» Description of the task
Would you give the number of lines below in which the string "value" appears? Nothing else is needed.

» Supplied records
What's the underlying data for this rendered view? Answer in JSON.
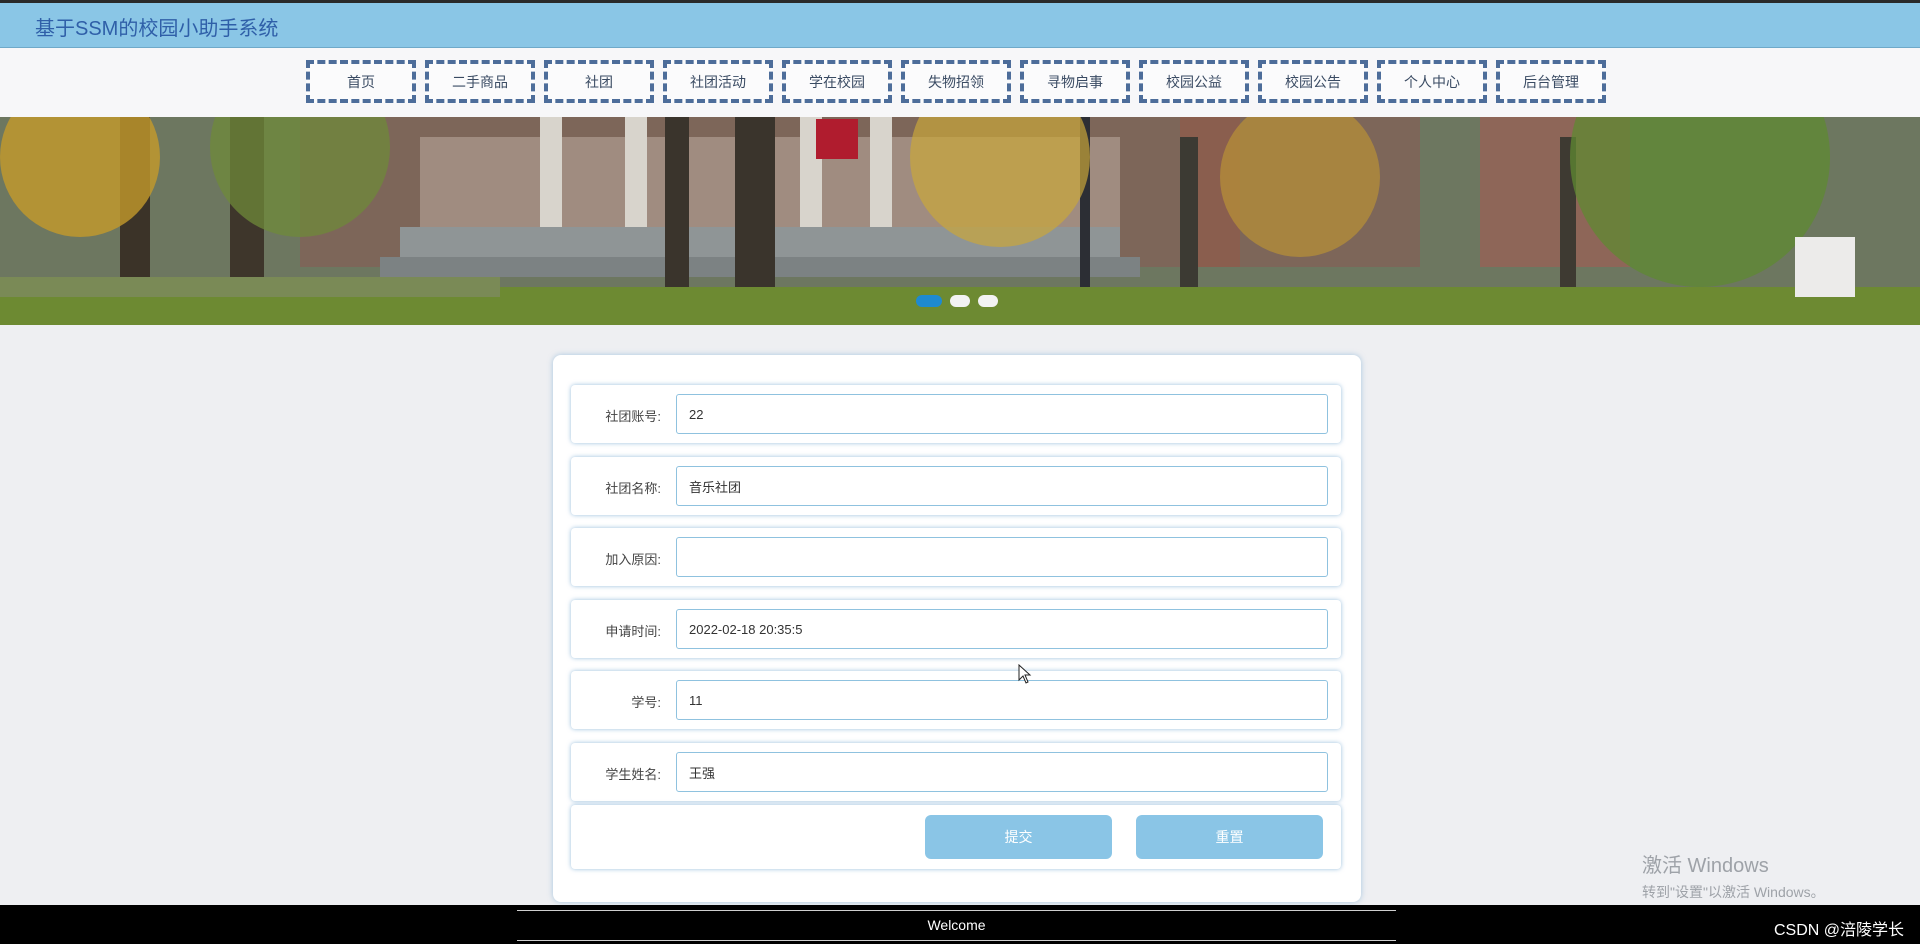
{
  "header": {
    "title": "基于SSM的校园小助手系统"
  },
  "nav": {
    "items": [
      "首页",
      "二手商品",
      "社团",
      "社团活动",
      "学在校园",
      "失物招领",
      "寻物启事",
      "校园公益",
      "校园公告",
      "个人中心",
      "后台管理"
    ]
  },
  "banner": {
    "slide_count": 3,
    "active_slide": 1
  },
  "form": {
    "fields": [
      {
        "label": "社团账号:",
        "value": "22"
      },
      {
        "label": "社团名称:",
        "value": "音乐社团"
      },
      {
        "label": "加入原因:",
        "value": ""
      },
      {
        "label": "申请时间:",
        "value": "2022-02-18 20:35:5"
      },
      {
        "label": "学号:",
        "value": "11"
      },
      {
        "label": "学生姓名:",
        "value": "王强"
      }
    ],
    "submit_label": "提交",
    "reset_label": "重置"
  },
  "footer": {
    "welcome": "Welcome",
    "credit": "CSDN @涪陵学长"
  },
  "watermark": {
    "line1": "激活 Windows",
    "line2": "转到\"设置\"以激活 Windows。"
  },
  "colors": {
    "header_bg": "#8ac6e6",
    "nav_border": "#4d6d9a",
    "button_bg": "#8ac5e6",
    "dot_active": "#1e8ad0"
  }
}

» Completed exercise
6